▶ TASK TO CARRY OUT: Retype the records exactly, including every line.

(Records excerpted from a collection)
··········

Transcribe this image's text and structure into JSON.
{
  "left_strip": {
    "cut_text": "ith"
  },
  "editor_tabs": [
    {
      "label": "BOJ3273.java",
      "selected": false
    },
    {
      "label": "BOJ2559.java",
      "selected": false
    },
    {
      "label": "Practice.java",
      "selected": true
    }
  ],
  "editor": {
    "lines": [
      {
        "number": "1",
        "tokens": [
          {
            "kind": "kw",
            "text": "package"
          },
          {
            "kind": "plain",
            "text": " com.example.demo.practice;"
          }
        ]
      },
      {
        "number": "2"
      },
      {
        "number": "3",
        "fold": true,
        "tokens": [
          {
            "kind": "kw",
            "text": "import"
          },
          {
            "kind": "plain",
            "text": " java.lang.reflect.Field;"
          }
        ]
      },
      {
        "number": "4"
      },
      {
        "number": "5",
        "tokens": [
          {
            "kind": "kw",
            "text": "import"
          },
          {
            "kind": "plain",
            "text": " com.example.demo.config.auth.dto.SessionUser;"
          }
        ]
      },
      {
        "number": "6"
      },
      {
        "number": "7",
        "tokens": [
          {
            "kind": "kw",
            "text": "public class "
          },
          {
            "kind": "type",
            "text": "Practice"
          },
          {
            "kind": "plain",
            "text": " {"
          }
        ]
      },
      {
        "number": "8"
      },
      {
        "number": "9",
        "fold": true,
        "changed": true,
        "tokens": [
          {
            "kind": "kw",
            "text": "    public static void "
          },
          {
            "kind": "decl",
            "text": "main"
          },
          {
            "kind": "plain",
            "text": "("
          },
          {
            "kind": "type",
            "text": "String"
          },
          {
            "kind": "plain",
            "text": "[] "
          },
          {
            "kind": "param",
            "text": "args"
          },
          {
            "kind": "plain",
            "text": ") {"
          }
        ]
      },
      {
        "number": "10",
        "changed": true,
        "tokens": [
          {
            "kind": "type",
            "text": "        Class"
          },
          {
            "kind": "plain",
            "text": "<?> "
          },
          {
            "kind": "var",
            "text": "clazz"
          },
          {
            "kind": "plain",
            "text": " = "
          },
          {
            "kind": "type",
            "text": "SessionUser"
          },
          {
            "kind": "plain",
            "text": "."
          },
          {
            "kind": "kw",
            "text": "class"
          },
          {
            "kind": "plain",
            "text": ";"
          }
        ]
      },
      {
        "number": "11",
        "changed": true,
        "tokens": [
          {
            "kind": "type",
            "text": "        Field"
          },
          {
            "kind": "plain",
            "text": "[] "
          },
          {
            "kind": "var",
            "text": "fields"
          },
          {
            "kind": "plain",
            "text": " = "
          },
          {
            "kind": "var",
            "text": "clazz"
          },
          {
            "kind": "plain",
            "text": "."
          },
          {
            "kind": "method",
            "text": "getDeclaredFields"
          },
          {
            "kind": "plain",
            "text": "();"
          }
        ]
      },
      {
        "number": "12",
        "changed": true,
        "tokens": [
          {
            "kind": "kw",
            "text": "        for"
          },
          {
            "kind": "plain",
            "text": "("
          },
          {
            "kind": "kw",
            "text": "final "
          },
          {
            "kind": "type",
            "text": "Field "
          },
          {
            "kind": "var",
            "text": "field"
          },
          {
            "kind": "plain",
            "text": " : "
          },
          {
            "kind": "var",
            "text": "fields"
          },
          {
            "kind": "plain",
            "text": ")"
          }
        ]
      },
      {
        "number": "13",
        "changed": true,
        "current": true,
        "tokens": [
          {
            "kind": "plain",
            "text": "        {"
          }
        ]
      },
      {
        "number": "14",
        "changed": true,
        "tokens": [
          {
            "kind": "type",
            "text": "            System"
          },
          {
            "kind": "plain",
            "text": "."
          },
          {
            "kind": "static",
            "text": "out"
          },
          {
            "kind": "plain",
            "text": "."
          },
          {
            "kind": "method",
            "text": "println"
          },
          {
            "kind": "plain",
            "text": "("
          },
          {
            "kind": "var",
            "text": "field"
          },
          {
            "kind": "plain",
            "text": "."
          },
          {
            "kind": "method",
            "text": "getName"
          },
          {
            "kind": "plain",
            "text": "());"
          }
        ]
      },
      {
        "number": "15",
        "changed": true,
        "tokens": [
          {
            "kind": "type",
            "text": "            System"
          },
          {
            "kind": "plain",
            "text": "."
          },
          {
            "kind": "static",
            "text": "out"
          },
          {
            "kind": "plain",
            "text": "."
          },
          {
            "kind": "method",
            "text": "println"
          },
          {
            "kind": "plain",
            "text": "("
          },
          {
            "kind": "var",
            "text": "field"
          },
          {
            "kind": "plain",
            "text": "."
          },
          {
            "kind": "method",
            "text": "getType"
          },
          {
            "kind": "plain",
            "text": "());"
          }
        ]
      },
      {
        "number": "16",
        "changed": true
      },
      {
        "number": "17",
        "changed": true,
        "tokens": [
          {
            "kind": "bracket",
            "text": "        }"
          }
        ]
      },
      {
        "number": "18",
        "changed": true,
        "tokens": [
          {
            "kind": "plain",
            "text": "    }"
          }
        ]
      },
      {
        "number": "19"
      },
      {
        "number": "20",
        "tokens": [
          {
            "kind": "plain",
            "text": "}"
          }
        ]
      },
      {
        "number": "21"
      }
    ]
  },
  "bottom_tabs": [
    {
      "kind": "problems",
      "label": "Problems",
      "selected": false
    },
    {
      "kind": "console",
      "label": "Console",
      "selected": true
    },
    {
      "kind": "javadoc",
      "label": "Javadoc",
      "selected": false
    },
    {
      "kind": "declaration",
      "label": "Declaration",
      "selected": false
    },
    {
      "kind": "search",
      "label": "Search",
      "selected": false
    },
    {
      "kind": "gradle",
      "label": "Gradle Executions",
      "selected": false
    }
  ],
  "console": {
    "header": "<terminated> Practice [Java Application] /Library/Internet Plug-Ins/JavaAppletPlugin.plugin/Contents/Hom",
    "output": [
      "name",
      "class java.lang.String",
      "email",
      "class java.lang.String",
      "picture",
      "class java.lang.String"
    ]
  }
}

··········

▶ REPLY TO THE EXERCISE:
Transcribe this image's text and structure into JSON.
{
  "left_strip": {
    "cut_text": "ith"
  },
  "editor_tabs": [
    {
      "label": "BOJ3273.java",
      "selected": false
    },
    {
      "label": "BOJ2559.java",
      "selected": false
    },
    {
      "label": "Practice.java",
      "selected": true
    }
  ],
  "editor": {
    "lines": [
      {
        "number": "1",
        "tokens": [
          {
            "kind": "kw",
            "text": "package"
          },
          {
            "kind": "plain",
            "text": " com.example.demo.practice;"
          }
        ]
      },
      {
        "number": "2"
      },
      {
        "number": "3",
        "fold": true,
        "tokens": [
          {
            "kind": "kw",
            "text": "import"
          },
          {
            "kind": "plain",
            "text": " java.lang.reflect.Field;"
          }
        ]
      },
      {
        "number": "4"
      },
      {
        "number": "5",
        "tokens": [
          {
            "kind": "kw",
            "text": "import"
          },
          {
            "kind": "plain",
            "text": " com.example.demo.config.auth.dto.SessionUser;"
          }
        ]
      },
      {
        "number": "6"
      },
      {
        "number": "7",
        "tokens": [
          {
            "kind": "kw",
            "text": "public class "
          },
          {
            "kind": "type",
            "text": "Practice"
          },
          {
            "kind": "plain",
            "text": " {"
          }
        ]
      },
      {
        "number": "8"
      },
      {
        "number": "9",
        "fold": true,
        "changed": true,
        "tokens": [
          {
            "kind": "kw",
            "text": "    public static void "
          },
          {
            "kind": "decl",
            "text": "main"
          },
          {
            "kind": "plain",
            "text": "("
          },
          {
            "kind": "type",
            "text": "String"
          },
          {
            "kind": "plain",
            "text": "[] "
          },
          {
            "kind": "param",
            "text": "args"
          },
          {
            "kind": "plain",
            "text": ") {"
          }
        ]
      },
      {
        "number": "10",
        "changed": true,
        "tokens": [
          {
            "kind": "type",
            "text": "        Class"
          },
          {
            "kind": "plain",
            "text": "<?> "
          },
          {
            "kind": "var",
            "text": "clazz"
          },
          {
            "kind": "plain",
            "text": " = "
          },
          {
            "kind": "type",
            "text": "SessionUser"
          },
          {
            "kind": "plain",
            "text": "."
          },
          {
            "kind": "kw",
            "text": "class"
          },
          {
            "kind": "plain",
            "text": ";"
          }
        ]
      },
      {
        "number": "11",
        "changed": true,
        "tokens": [
          {
            "kind": "type",
            "text": "        Field"
          },
          {
            "kind": "plain",
            "text": "[] "
          },
          {
            "kind": "var",
            "text": "fields"
          },
          {
            "kind": "plain",
            "text": " = "
          },
          {
            "kind": "var",
            "text": "clazz"
          },
          {
            "kind": "plain",
            "text": "."
          },
          {
            "kind": "method",
            "text": "getDeclaredFields"
          },
          {
            "kind": "plain",
            "text": "();"
          }
        ]
      },
      {
        "number": "12",
        "changed": true,
        "tokens": [
          {
            "kind": "kw",
            "text": "        for"
          },
          {
            "kind": "plain",
            "text": "("
          },
          {
            "kind": "kw",
            "text": "final "
          },
          {
            "kind": "type",
            "text": "Field "
          },
          {
            "kind": "var",
            "text": "field"
          },
          {
            "kind": "plain",
            "text": " : "
          },
          {
            "kind": "var",
            "text": "fields"
          },
          {
            "kind": "plain",
            "text": ")"
          }
        ]
      },
      {
        "number": "13",
        "changed": true,
        "current": true,
        "tokens": [
          {
            "kind": "plain",
            "text": "        {"
          }
        ]
      },
      {
        "number": "14",
        "changed": true,
        "tokens": [
          {
            "kind": "type",
            "text": "            System"
          },
          {
            "kind": "plain",
            "text": "."
          },
          {
            "kind": "static",
            "text": "out"
          },
          {
            "kind": "plain",
            "text": "."
          },
          {
            "kind": "method",
            "text": "println"
          },
          {
            "kind": "plain",
            "text": "("
          },
          {
            "kind": "var",
            "text": "field"
          },
          {
            "kind": "plain",
            "text": "."
          },
          {
            "kind": "method",
            "text": "getName"
          },
          {
            "kind": "plain",
            "text": "());"
          }
        ]
      },
      {
        "number": "15",
        "changed": true,
        "tokens": [
          {
            "kind": "type",
            "text": "            System"
          },
          {
            "kind": "plain",
            "text": "."
          },
          {
            "kind": "static",
            "text": "out"
          },
          {
            "kind": "plain",
            "text": "."
          },
          {
            "kind": "method",
            "text": "println"
          },
          {
            "kind": "plain",
            "text": "("
          },
          {
            "kind": "var",
            "text": "field"
          },
          {
            "kind": "plain",
            "text": "."
          },
          {
            "kind": "method",
            "text": "getType"
          },
          {
            "kind": "plain",
            "text": "());"
          }
        ]
      },
      {
        "number": "16",
        "changed": true
      },
      {
        "number": "17",
        "changed": true,
        "tokens": [
          {
            "kind": "bracket",
            "text": "        }"
          }
        ]
      },
      {
        "number": "18",
        "changed": true,
        "tokens": [
          {
            "kind": "plain",
            "text": "    }"
          }
        ]
      },
      {
        "number": "19"
      },
      {
        "number": "20",
        "tokens": [
          {
            "kind": "plain",
            "text": "}"
          }
        ]
      },
      {
        "number": "21"
      }
    ]
  },
  "bottom_tabs": [
    {
      "kind": "problems",
      "label": "Problems",
      "selected": false
    },
    {
      "kind": "console",
      "label": "Console",
      "selected": true
    },
    {
      "kind": "javadoc",
      "label": "Javadoc",
      "selected": false
    },
    {
      "kind": "declaration",
      "label": "Declaration",
      "selected": false
    },
    {
      "kind": "search",
      "label": "Search",
      "selected": false
    },
    {
      "kind": "gradle",
      "label": "Gradle Executions",
      "selected": false
    }
  ],
  "console": {
    "header": "<terminated> Practice [Java Application] /Library/Internet Plug-Ins/JavaAppletPlugin.plugin/Contents/Hom",
    "output": [
      "name",
      "class java.lang.String",
      "email",
      "class java.lang.String",
      "picture",
      "class java.lang.String"
    ]
  }
}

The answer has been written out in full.